_Exercise goal_
A line-by-line copy of the material below is required.
○ ○ ○ ○ ○
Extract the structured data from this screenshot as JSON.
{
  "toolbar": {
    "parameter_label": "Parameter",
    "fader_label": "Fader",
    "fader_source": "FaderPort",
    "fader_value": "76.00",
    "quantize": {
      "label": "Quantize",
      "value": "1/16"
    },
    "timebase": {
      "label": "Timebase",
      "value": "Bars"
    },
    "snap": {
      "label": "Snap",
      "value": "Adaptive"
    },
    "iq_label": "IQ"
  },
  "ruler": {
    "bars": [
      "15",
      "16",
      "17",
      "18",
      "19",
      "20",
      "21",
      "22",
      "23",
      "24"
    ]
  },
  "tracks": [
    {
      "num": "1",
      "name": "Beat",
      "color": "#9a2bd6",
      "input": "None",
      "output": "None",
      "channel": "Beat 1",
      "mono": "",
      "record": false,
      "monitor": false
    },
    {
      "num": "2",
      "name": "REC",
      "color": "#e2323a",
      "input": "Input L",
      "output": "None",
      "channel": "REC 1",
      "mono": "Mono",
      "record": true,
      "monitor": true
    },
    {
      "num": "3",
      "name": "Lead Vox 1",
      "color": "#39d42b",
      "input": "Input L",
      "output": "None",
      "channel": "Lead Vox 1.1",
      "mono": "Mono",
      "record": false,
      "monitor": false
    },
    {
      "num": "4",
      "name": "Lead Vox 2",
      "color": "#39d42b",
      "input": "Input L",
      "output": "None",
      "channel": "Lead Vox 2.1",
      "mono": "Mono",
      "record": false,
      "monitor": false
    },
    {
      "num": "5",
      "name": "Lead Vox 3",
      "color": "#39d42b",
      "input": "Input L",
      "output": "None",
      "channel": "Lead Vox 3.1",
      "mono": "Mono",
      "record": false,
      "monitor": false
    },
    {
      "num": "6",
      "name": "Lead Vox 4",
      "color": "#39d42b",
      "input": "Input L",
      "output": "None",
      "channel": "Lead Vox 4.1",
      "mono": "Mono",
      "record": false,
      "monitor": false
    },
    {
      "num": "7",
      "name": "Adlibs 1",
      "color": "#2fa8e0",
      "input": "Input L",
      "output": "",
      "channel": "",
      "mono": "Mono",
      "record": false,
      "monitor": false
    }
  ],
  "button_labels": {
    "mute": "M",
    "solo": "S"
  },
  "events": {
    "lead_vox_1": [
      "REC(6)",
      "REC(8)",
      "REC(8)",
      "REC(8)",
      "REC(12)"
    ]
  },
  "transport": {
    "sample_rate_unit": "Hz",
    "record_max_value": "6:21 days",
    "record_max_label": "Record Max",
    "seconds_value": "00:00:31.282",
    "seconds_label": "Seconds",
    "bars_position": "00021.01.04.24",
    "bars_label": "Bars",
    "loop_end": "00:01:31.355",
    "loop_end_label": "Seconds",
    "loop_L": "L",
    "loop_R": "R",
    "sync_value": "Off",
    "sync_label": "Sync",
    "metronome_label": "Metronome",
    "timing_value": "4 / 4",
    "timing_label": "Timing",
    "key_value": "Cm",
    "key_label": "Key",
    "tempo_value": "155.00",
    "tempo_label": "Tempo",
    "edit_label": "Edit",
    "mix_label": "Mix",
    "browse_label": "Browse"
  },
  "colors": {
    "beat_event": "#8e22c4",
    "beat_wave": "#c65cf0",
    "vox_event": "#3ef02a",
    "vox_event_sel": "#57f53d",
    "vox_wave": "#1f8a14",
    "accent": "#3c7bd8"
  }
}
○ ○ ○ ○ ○
_Result of the task_
Extract the structured data from this screenshot as JSON.
{
  "toolbar": {
    "parameter_label": "Parameter",
    "fader_label": "Fader",
    "fader_source": "FaderPort",
    "fader_value": "76.00",
    "quantize": {
      "label": "Quantize",
      "value": "1/16"
    },
    "timebase": {
      "label": "Timebase",
      "value": "Bars"
    },
    "snap": {
      "label": "Snap",
      "value": "Adaptive"
    },
    "iq_label": "IQ"
  },
  "ruler": {
    "bars": [
      "15",
      "16",
      "17",
      "18",
      "19",
      "20",
      "21",
      "22",
      "23",
      "24"
    ]
  },
  "tracks": [
    {
      "num": "1",
      "name": "Beat",
      "color": "#9a2bd6",
      "input": "None",
      "output": "None",
      "channel": "Beat 1",
      "mono": "",
      "record": false,
      "monitor": false
    },
    {
      "num": "2",
      "name": "REC",
      "color": "#e2323a",
      "input": "Input L",
      "output": "None",
      "channel": "REC 1",
      "mono": "Mono",
      "record": true,
      "monitor": true
    },
    {
      "num": "3",
      "name": "Lead Vox 1",
      "color": "#39d42b",
      "input": "Input L",
      "output": "None",
      "channel": "Lead Vox 1.1",
      "mono": "Mono",
      "record": false,
      "monitor": false
    },
    {
      "num": "4",
      "name": "Lead Vox 2",
      "color": "#39d42b",
      "input": "Input L",
      "output": "None",
      "channel": "Lead Vox 2.1",
      "mono": "Mono",
      "record": false,
      "monitor": false
    },
    {
      "num": "5",
      "name": "Lead Vox 3",
      "color": "#39d42b",
      "input": "Input L",
      "output": "None",
      "channel": "Lead Vox 3.1",
      "mono": "Mono",
      "record": false,
      "monitor": false
    },
    {
      "num": "6",
      "name": "Lead Vox 4",
      "color": "#39d42b",
      "input": "Input L",
      "output": "None",
      "channel": "Lead Vox 4.1",
      "mono": "Mono",
      "record": false,
      "monitor": false
    },
    {
      "num": "7",
      "name": "Adlibs 1",
      "color": "#2fa8e0",
      "input": "Input L",
      "output": "",
      "channel": "",
      "mono": "Mono",
      "record": false,
      "monitor": false
    }
  ],
  "button_labels": {
    "mute": "M",
    "solo": "S"
  },
  "events": {
    "lead_vox_1": [
      "REC(6)",
      "REC(8)",
      "REC(8)",
      "REC(8)",
      "REC(12)"
    ]
  },
  "transport": {
    "sample_rate_unit": "Hz",
    "record_max_value": "6:21 days",
    "record_max_label": "Record Max",
    "seconds_value": "00:00:31.282",
    "seconds_label": "Seconds",
    "bars_position": "00021.01.04.24",
    "bars_label": "Bars",
    "loop_end": "00:01:31.355",
    "loop_end_label": "Seconds",
    "loop_L": "L",
    "loop_R": "R",
    "sync_value": "Off",
    "sync_label": "Sync",
    "metronome_label": "Metronome",
    "timing_value": "4 / 4",
    "timing_label": "Timing",
    "key_value": "Cm",
    "key_label": "Key",
    "tempo_value": "155.00",
    "tempo_label": "Tempo",
    "edit_label": "Edit",
    "mix_label": "Mix",
    "browse_label": "Browse"
  },
  "colors": {
    "beat_event": "#8e22c4",
    "beat_wave": "#c65cf0",
    "vox_event": "#3ef02a",
    "vox_event_sel": "#57f53d",
    "vox_wave": "#1f8a14",
    "accent": "#3c7bd8"
  }
}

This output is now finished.